• _SOURCE MATERIAL_
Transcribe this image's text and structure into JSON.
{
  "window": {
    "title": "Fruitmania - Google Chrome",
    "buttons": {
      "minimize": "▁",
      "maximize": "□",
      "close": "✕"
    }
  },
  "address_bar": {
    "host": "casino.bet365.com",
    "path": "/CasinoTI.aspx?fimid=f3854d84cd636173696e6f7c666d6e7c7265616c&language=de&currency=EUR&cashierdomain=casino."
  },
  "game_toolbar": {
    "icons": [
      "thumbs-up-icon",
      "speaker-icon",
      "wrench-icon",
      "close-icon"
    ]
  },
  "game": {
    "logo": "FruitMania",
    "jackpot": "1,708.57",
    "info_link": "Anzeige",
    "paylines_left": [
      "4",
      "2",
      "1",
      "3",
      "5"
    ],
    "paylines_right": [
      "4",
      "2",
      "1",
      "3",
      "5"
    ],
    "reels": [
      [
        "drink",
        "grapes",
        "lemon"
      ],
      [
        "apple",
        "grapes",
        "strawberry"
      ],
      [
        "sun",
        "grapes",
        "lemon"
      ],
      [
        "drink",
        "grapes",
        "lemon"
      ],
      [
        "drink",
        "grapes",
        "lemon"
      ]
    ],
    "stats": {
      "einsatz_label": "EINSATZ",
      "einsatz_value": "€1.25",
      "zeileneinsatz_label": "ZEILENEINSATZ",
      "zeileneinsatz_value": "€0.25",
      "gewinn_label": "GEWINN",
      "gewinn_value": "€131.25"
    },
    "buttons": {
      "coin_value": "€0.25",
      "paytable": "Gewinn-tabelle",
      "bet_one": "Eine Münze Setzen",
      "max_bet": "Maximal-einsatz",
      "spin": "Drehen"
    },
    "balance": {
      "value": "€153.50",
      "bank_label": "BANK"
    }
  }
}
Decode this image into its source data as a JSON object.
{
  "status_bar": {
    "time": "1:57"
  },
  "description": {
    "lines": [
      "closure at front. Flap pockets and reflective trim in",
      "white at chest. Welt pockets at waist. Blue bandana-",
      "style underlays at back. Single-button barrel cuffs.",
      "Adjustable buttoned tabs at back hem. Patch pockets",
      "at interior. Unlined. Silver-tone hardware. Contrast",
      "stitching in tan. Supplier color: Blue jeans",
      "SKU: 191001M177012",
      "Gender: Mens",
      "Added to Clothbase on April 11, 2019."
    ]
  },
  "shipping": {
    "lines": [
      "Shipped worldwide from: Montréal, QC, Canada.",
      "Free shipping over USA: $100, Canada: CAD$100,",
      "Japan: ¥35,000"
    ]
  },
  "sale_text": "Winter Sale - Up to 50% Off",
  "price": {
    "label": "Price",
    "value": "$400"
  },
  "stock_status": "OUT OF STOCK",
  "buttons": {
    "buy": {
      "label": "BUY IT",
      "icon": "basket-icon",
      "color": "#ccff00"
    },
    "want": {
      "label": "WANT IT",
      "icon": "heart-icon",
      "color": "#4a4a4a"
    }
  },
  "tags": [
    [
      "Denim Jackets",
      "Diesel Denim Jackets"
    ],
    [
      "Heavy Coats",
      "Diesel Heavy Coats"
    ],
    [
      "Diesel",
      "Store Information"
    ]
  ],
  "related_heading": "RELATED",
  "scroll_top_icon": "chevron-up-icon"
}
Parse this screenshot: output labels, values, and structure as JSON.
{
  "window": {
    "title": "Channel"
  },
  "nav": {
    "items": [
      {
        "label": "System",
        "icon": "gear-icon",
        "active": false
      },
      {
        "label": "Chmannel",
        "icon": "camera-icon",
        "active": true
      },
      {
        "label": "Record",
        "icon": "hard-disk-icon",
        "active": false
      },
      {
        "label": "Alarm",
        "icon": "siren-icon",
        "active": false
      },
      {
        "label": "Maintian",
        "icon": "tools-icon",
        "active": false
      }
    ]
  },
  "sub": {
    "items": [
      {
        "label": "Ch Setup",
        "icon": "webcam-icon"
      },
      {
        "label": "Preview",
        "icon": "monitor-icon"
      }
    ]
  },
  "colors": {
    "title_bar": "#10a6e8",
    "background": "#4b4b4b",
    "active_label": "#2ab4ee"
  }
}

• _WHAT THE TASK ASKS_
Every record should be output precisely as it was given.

• _ANSWER SPACE_
Transcribe this image's text and structure into JSON.
{
  "window": {
    "title": "Fruitmania - Google Chrome",
    "buttons": {
      "minimize": "▁",
      "maximize": "□",
      "close": "✕"
    }
  },
  "address_bar": {
    "host": "casino.bet365.com",
    "path": "/CasinoTI.aspx?fimid=f3854d84cd636173696e6f7c666d6e7c7265616c&language=de&currency=EUR&cashierdomain=casino."
  },
  "game_toolbar": {
    "icons": [
      "thumbs-up-icon",
      "speaker-icon",
      "wrench-icon",
      "close-icon"
    ]
  },
  "game": {
    "logo": "FruitMania",
    "jackpot": "1,708.57",
    "info_link": "Anzeige",
    "paylines_left": [
      "4",
      "2",
      "1",
      "3",
      "5"
    ],
    "paylines_right": [
      "4",
      "2",
      "1",
      "3",
      "5"
    ],
    "reels": [
      [
        "drink",
        "grapes",
        "lemon"
      ],
      [
        "apple",
        "grapes",
        "strawberry"
      ],
      [
        "sun",
        "grapes",
        "lemon"
      ],
      [
        "drink",
        "grapes",
        "lemon"
      ],
      [
        "drink",
        "grapes",
        "lemon"
      ]
    ],
    "stats": {
      "einsatz_label": "EINSATZ",
      "einsatz_value": "€1.25",
      "zeileneinsatz_label": "ZEILENEINSATZ",
      "zeileneinsatz_value": "€0.25",
      "gewinn_label": "GEWINN",
      "gewinn_value": "€131.25"
    },
    "buttons": {
      "coin_value": "€0.25",
      "paytable": "Gewinn-tabelle",
      "bet_one": "Eine Münze Setzen",
      "max_bet": "Maximal-einsatz",
      "spin": "Drehen"
    },
    "balance": {
      "value": "€153.50",
      "bank_label": "BANK"
    }
  }
}
Decode this image into its source data as a JSON object.
{
  "status_bar": {
    "time": "1:57"
  },
  "description": {
    "lines": [
      "closure at front. Flap pockets and reflective trim in",
      "white at chest. Welt pockets at waist. Blue bandana-",
      "style underlays at back. Single-button barrel cuffs.",
      "Adjustable buttoned tabs at back hem. Patch pockets",
      "at interior. Unlined. Silver-tone hardware. Contrast",
      "stitching in tan. Supplier color: Blue jeans",
      "SKU: 191001M177012",
      "Gender: Mens",
      "Added to Clothbase on April 11, 2019."
    ]
  },
  "shipping": {
    "lines": [
      "Shipped worldwide from: Montréal, QC, Canada.",
      "Free shipping over USA: $100, Canada: CAD$100,",
      "Japan: ¥35,000"
    ]
  },
  "sale_text": "Winter Sale - Up to 50% Off",
  "price": {
    "label": "Price",
    "value": "$400"
  },
  "stock_status": "OUT OF STOCK",
  "buttons": {
    "buy": {
      "label": "BUY IT",
      "icon": "basket-icon",
      "color": "#ccff00"
    },
    "want": {
      "label": "WANT IT",
      "icon": "heart-icon",
      "color": "#4a4a4a"
    }
  },
  "tags": [
    [
      "Denim Jackets",
      "Diesel Denim Jackets"
    ],
    [
      "Heavy Coats",
      "Diesel Heavy Coats"
    ],
    [
      "Diesel",
      "Store Information"
    ]
  ],
  "related_heading": "RELATED",
  "scroll_top_icon": "chevron-up-icon"
}
Parse this screenshot: output labels, values, and structure as JSON.
{
  "window": {
    "title": "Channel"
  },
  "nav": {
    "items": [
      {
        "label": "System",
        "icon": "gear-icon",
        "active": false
      },
      {
        "label": "Chmannel",
        "icon": "camera-icon",
        "active": true
      },
      {
        "label": "Record",
        "icon": "hard-disk-icon",
        "active": false
      },
      {
        "label": "Alarm",
        "icon": "siren-icon",
        "active": false
      },
      {
        "label": "Maintian",
        "icon": "tools-icon",
        "active": false
      }
    ]
  },
  "sub": {
    "items": [
      {
        "label": "Ch Setup",
        "icon": "webcam-icon"
      },
      {
        "label": "Preview",
        "icon": "monitor-icon"
      }
    ]
  },
  "colors": {
    "title_bar": "#10a6e8",
    "background": "#4b4b4b",
    "active_label": "#2ab4ee"
  }
}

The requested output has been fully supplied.